6 tips to boost your bird watching!

Backyard bird watching is one of the most popular hobbies in the world, but if you thought you’d reached the limits it can offer, we have a whole range of add-ons that will see your enjoyment soaring!

  1. Turn your love of casual (or even serious) bird watching into important scientific data when you contribute to the New Zealand Bird Atlas project. The Atlas is a mammoth 5-year undertaking said to be the country’s largest citizen science effort. Running from June 1st 2019 to June 1st 2024, it calls on everyday bird watchers like you to post observations online in order to help scientists and the public better understand the bird populations we have in New Zealand. Even better, once you’ve signed up to the project, you can receive its regular newsletter, and follow progress via Facebook and Instagram.
  2. Join BirdingNZ.net which is open to anyone with an interest in birds. The site caters for everyone from the backyard birder to scientists and international birdwatchers. It gives up-to-the-minute information on sightings of rare and special birds via SMS alerts and twitter, as well as providing a forum where birders can get together to discuss findings, get help with identification, or ask and answer questions. Free to join!
  3. Real-time bird watching from your armchair is popular around the world. While many Kiwis are familiar with Royal Cam, the Department of Conservation’s 24-hour live streaming of an Otago Peninsula albatross nest during the Pukekura/Taiaroa Head breeding season, there are similar live cams in many parts of the globe. They range from bird feeding stations in Europe, the UK and North America, to a range of nesting bird sites from Australia to the Antarctic. For more live webcam sites than you ever thought possible, check out View Nesting Birds (Bird Cams). When your night turns to day, tune into the behaviour of night birds on the other side of the world. When the sun goes down in New Zealand, enjoy day bird antics in someone else’s country!

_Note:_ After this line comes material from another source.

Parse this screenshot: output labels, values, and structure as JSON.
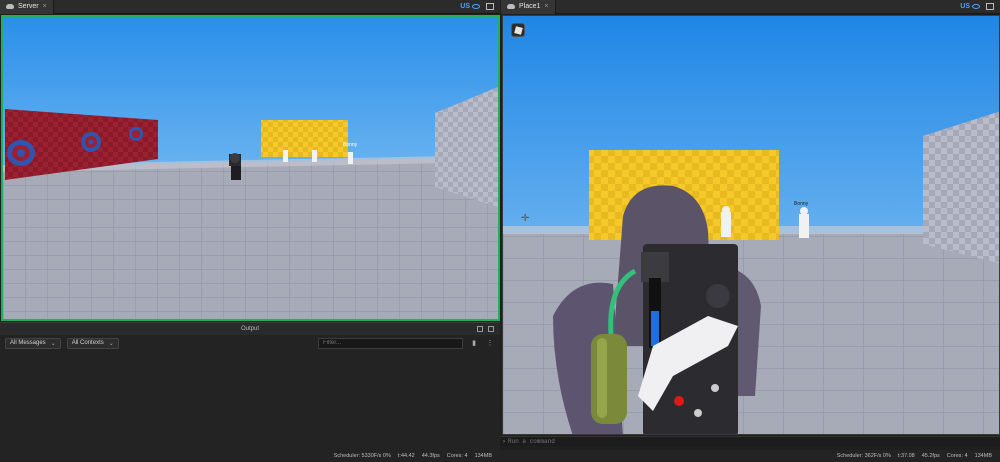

  4. Shout yourself an inexpensive bird identification app. A whole range of apps exist to help Kiwi birdwatchers identify their feathered friends using everything from sound bites to detailed diagrams. When choosing the one that best suits your level of interest, be sure to check out user-ratings.
  5. Take a bird identification course that will help you identify birds based on their songs, behaviour and seasonal habitats. The course starts with ten forest birds, many of which will be in your own backyard or which can be seen as you take a short walk around your own neighbourhood. The course is interactive, fun and rewarding, and includes listening, viewing, and taking a quiz.
  6. Get out the coloured pencils and learn to draw the birds you see. A host of ‘how to draw birds’ sites exist on the net. Choose one to accommodate your level of expertise, and prepare to become more observant of your feathered friends than you ever thought possible. And if you can’t persuade them to stay still while you paint their portrait, snap a shot and use it as your reference